Oldest living animal- world record set by Jonathan
St Helena Island, UK -- Jonathan, a Giant
Land Tortoise, the sole survivor of three tortoises that arrived
on St Helena Island in 1882, has at least 176 yrs-setting
the world record for the
Oldest living animal.
Photo: Jonathan the tortoise: at a possible
age of 175-plus he is the world's oldest
living animal / BNPS (enlarge
A spokesman for the St Helena tourist board
said: “Jonathan is the sole survivor of three tortoises that
arrived on St Helena Island in 1882. “He was already mature
and at least 50 when he got here. Therefore he’s at least
“He lives in the grounds of Plantation
House — the governor’s residence — with five much younger
tortoises, including three females. “He feeds on the grass
of the main paddock and is still very active despite his age.”
Jonathan is treated as a celebrity, and for good
reason: during his remarkable lifespan he has seen the coronation
of eight British monarchs, from George IV to Elizabeth II,

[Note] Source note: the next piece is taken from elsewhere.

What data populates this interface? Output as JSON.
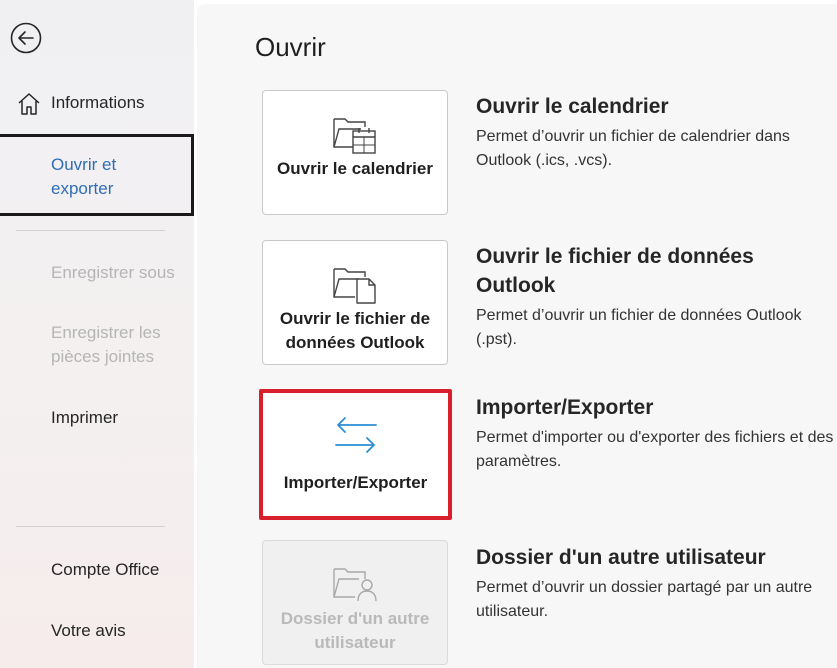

and a staggering 50 prime ministers.
These days he hangs out with fellow land tortoises
David, Speedy, Emma, Fredricka and Myrtle, who are much younger;
and according to locals, he still has the energy to mate regularly
with the three females.
He is owned by the Government of St Helena and
lives in the grounds of Plantation House, the governor’s residence.
One reason giant tortoises live so long is their
armour, which defends them against predators, and that on
the islands where they evolved they did not have any predators
British expert Dr Henry Nicholls said: “Giant
Land Tortoises live a hell of a lot longer than humans and,
due to this, you need to have several generations of people
keeping reliable documents to provide 100 per cent proof of
its age. “About 200 is a really good age for a giant tortoise.
They reach adulthood at 20.”
Photo: Jonathan the giant tortoise photographed
on St Helena in 1900, when he was already 70 years old /BNPS
It is thought Jonathan was brought to St Helena
from the Seychelles. His story came to light after his photograph
was discovered among a collection of Boer War images taken
by LA Innes who had a studio in the island’s capital Jamestown.
The pictures were recently sold for £4,000
at an auction near Winchester, Hants. Further investigation
by the auctioneers revealed the tortoise in the picture was
Jonathan who was still alive.
St Helena has a population of more than 4,200.
Its greatest claim to fame came when Napoleon was exiled there
in 1815. He was held prisoner there until his death in 1821
and is buried there.
Another tortoise, Timothy, who was a ship's mascot
in the Crimean War, died at his home at Powderham Castle,
near Exeter, Devon, in 2004, aged 160. The castle's Rose Garden
had been his home since 1935.
The previous oldest
tortoise was widely thought to be Harriet, a giant Galapagos
Land tortoise who died aged 175 in Australia three years ago.
Related world records:
living polar bear-world record set by Debby
living tree-world record set by a Swedish spruce
Thursday, December 4, 2008